Last year our Conservative politics took a bad turn. Pauline Hanson’s party had hitherto been the only right populist party, yet now with the introduction of the Australian Conservatives, we must contend with an uglier, silent, more American style of politics. One Nation’s party manifesto is surprisingly soft, despite its open hate for Muslims and its call for a right to firearms. Bernardi’s Conservative Party is Anti-United Nations (an institution which, out of the chaos of WW2, we were instrumental in building), it is Anti-government and rejects any structural assistance to those in need, it is Anti-Human Rights. It believes in the supremacy of Christianity and its values (reflect on how American ‘Christians’ are all too murky on what these values really are) it believes in the supremacy of Western Culture, and it is gaining traction in Australia very quickly.
What is the antithesis of oppression? What happens when the boot is forced off the neck? Nina sings for it, she dreams of it: a new way of seeing, with no fear. Freedom. The other side of her catalogue is filled with songs of longing for freedom, and persevering through a bitter struggle to reach it. In ‘I Ain’t Got No – I Got Life’ this is exemplified. After we hear a list of things that were taken away, or never given (ain’t got no culture, ain’t got no faith, ain’t got no money, ain’t got no love), we’re invited to ask what the point of it is. The answer provides one of the best twists in music history (seriously, check out this live version, listen out for the two-minute mark):
“I’ve got my life, I’ve got Freedom,
I’ve got my life, and I’m gonna keep it.
I’ve got life, and nobody can take it away from me”
The cries today against those who speak out echo Nina’s opponents of the period. These were opponents of the rights of women, the rights of black people and the rights of the poor. These opponents held power in Nina’s society, their advantage over her was not personal; it was systemic.

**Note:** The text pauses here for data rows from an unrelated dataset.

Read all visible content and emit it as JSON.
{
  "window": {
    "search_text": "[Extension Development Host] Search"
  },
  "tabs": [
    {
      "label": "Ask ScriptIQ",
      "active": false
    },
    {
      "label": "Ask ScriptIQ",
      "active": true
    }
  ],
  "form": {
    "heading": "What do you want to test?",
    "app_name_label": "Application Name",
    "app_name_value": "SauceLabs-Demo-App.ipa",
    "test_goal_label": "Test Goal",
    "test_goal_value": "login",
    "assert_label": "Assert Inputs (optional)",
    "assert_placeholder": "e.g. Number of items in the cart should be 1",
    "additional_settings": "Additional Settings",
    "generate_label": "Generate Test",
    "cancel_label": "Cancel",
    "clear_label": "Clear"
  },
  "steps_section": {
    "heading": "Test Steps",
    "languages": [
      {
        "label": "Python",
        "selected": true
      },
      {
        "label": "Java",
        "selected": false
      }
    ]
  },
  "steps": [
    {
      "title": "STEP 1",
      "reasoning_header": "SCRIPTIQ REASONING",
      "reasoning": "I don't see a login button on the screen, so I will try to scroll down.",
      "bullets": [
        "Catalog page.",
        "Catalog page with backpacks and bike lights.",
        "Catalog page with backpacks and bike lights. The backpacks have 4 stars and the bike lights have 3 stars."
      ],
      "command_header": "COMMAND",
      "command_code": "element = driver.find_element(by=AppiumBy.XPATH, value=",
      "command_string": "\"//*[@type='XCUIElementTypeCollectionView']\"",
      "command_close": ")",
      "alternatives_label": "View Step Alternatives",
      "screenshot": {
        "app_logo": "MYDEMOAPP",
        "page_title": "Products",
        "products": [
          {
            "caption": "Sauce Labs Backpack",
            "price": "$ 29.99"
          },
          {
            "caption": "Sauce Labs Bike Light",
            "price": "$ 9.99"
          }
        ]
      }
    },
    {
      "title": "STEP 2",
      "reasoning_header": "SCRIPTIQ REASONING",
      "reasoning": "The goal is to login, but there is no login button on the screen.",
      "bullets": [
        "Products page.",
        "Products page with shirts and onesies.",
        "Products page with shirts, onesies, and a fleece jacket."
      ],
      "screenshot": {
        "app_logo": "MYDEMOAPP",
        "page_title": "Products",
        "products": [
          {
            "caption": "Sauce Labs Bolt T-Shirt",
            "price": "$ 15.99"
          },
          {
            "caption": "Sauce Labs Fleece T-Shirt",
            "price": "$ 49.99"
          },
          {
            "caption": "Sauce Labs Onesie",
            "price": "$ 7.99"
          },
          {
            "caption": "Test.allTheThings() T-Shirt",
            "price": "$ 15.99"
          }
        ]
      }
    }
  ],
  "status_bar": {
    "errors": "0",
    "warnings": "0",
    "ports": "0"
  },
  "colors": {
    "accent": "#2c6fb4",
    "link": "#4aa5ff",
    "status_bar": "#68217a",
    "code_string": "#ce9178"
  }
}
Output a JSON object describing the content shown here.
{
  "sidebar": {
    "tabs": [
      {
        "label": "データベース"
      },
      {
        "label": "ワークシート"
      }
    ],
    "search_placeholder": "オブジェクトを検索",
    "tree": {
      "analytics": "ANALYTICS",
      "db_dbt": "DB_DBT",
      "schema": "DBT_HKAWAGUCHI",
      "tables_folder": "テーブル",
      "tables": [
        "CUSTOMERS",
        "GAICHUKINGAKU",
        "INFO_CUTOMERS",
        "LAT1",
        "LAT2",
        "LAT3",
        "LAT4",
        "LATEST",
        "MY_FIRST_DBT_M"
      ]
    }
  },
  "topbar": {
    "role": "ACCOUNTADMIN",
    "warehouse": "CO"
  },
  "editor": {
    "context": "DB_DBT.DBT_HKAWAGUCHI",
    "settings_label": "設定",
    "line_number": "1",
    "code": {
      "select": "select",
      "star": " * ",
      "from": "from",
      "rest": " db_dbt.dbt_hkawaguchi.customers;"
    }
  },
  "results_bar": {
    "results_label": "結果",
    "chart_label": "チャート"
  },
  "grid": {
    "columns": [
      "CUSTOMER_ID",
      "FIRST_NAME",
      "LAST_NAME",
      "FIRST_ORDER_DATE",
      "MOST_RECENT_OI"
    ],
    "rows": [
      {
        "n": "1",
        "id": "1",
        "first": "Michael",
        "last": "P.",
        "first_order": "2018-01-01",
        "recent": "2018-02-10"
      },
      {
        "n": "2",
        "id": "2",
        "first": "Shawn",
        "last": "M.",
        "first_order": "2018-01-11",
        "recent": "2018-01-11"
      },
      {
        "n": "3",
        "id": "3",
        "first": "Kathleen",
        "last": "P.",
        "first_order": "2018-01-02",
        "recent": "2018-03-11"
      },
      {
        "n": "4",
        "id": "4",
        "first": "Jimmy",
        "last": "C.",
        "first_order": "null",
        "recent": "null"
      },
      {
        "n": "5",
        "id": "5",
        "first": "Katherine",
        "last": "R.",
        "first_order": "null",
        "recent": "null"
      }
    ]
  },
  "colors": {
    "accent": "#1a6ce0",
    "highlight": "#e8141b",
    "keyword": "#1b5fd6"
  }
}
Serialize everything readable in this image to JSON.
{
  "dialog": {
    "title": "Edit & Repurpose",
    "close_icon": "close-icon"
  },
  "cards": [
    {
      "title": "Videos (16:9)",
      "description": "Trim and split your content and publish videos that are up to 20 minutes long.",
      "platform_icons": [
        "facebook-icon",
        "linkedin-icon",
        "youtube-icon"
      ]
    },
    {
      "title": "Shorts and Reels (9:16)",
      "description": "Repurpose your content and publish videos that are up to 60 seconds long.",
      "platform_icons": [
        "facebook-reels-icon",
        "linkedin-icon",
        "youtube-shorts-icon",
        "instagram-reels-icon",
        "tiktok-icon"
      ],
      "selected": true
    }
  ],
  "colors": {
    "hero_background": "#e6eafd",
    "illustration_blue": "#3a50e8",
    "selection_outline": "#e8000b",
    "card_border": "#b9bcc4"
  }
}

Each of the conservative parties in Australia propose policies that rail against ‘alternative lifestyles’, yet we must remember that for Nina’s time, to live free from brutal violence at the hands of your Husband, to escape poverty, and to live free as a black person in America, or an Aboriginal in Australia were demands considered ‘alternative’. This begs the question: how many Ninas are here amongst us? How many of us fight for the freedom of ourselves and others, against systemic odds stacked against us?
Each of us here presents a node within this system that determines how the Nina’s of our time will have their questions answered. Blues for Mama calls us to action, not only to call out wife beaters but to call for something much more. She says it perfectly:
“Ain’t nobody perfect, cause ain’t nobody free,
Hey Mama, tell me, what you gonna do?”